[Extracted records — start]
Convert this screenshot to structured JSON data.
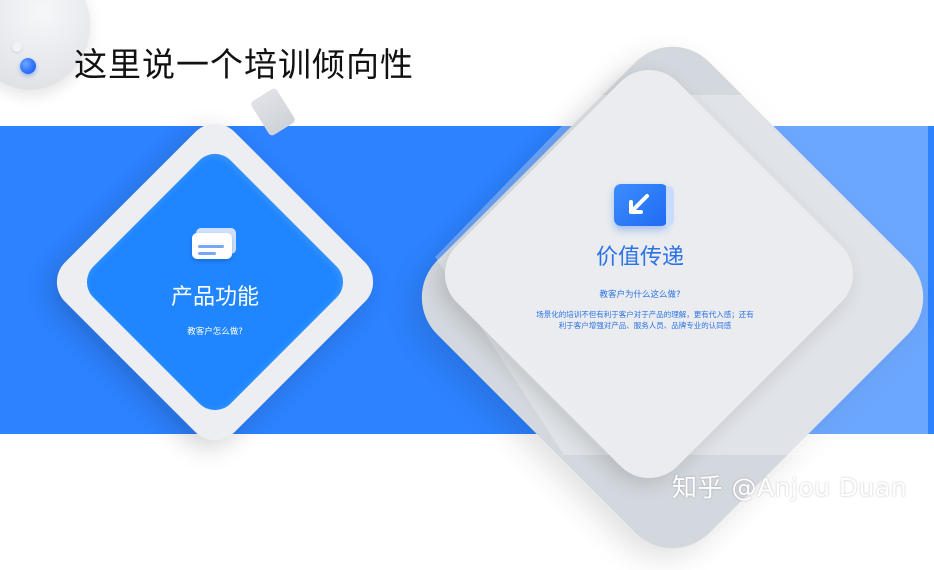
{
  "slide": {
    "title": "这里说一个培训倾向性"
  },
  "left_card": {
    "icon": "card-icon",
    "heading": "产品功能",
    "subtitle": "教客户怎么做?"
  },
  "right_card": {
    "icon": "arrow-down-left-icon",
    "heading": "价值传递",
    "subtitle": "教客户为什么这么做?",
    "description_line1": "场景化的培训不但有利于客户对于产品的理解，更有代入感；还有",
    "description_line2": "利于客户增强对产品、服务人员、品牌专业的认同感"
  },
  "watermark": {
    "text": "知乎 @Anjou Duan"
  },
  "colors": {
    "accent_blue": "#2d82ff",
    "text_blue": "#2a72e6",
    "title_text": "#111111"
  }
}
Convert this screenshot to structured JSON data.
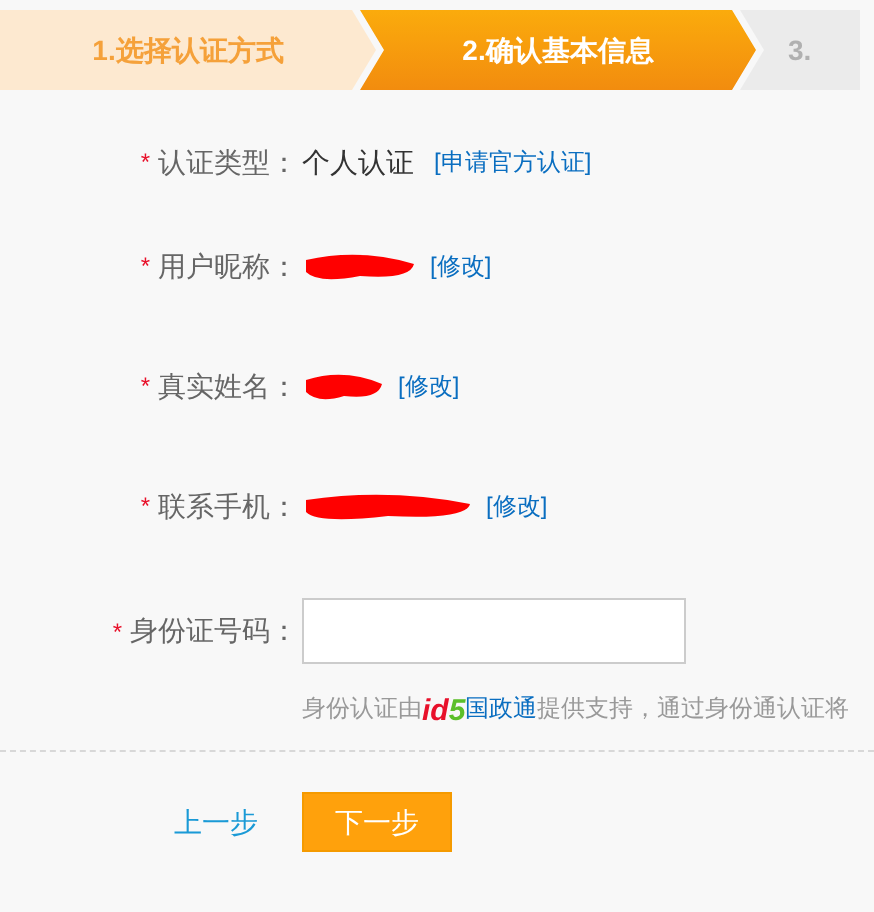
{
  "steps": [
    {
      "label": "1.选择认证方式",
      "selected": false
    },
    {
      "label": "2.确认基本信息",
      "selected": true
    },
    {
      "label": "3.",
      "selected": false
    }
  ],
  "fields": [
    {
      "kind": "text",
      "required_mark": "*",
      "label": "认证类型：",
      "value": "个人认证",
      "link": "[申请官方认证]"
    },
    {
      "kind": "redacted",
      "required_mark": "*",
      "label": "用户昵称：",
      "link": "[修改]"
    },
    {
      "kind": "redacted",
      "required_mark": "*",
      "label": "真实姓名：",
      "link": "[修改]"
    },
    {
      "kind": "redacted",
      "required_mark": "*",
      "label": "联系手机：",
      "link": "[修改]"
    },
    {
      "kind": "input",
      "required_mark": "*",
      "label": "身份证号码："
    }
  ],
  "hint": {
    "before": "身份认证由",
    "logo": [
      {
        "text": "i",
        "color": "#e8102a"
      },
      {
        "text": "d",
        "color": "#e8102a"
      },
      {
        "text": "5",
        "color": "#5cbf2a"
      }
    ],
    "provider": "国政通",
    "after": "提供支持，通过身份通认证将"
  },
  "buttons": {
    "back": "上一步",
    "next": "下一步"
  }
}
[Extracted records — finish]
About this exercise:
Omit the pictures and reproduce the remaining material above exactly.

Problem solution:
Convert this screenshot to structured JSON data.
{
  "slide": {
    "title": "这里说一个培训倾向性"
  },
  "left_card": {
    "icon": "card-icon",
    "heading": "产品功能",
    "subtitle": "教客户怎么做?"
  },
  "right_card": {
    "icon": "arrow-down-left-icon",
    "heading": "价值传递",
    "subtitle": "教客户为什么这么做?",
    "description_line1": "场景化的培训不但有利于客户对于产品的理解，更有代入感；还有",
    "description_line2": "利于客户增强对产品、服务人员、品牌专业的认同感"
  },
  "watermark": {
    "text": "知乎 @Anjou Duan"
  },
  "colors": {
    "accent_blue": "#2d82ff",
    "text_blue": "#2a72e6",
    "title_text": "#111111"
  }
}
Convert this screenshot to structured JSON data.
{
  "steps": [
    {
      "label": "1.选择认证方式",
      "selected": false
    },
    {
      "label": "2.确认基本信息",
      "selected": true
    },
    {
      "label": "3.",
      "selected": false
    }
  ],
  "fields": [
    {
      "kind": "text",
      "required_mark": "*",
      "label": "认证类型：",
      "value": "个人认证",
      "link": "[申请官方认证]"
    },
    {
      "kind": "redacted",
      "required_mark": "*",
      "label": "用户昵称：",
      "link": "[修改]"
    },
    {
      "kind": "redacted",
      "required_mark": "*",
      "label": "真实姓名：",
      "link": "[修改]"
    },
    {
      "kind": "redacted",
      "required_mark": "*",
      "label": "联系手机：",
      "link": "[修改]"
    },
    {
      "kind": "input",
      "required_mark": "*",
      "label": "身份证号码："
    }
  ],
  "hint": {
    "before": "身份认证由",
    "logo": [
      {
        "text": "i",
        "color": "#e8102a"
      },
      {
        "text": "d",
        "color": "#e8102a"
      },
      {
        "text": "5",
        "color": "#5cbf2a"
      }
    ],
    "provider": "国政通",
    "after": "提供支持，通过身份通认证将"
  },
  "buttons": {
    "back": "上一步",
    "next": "下一步"
  }
}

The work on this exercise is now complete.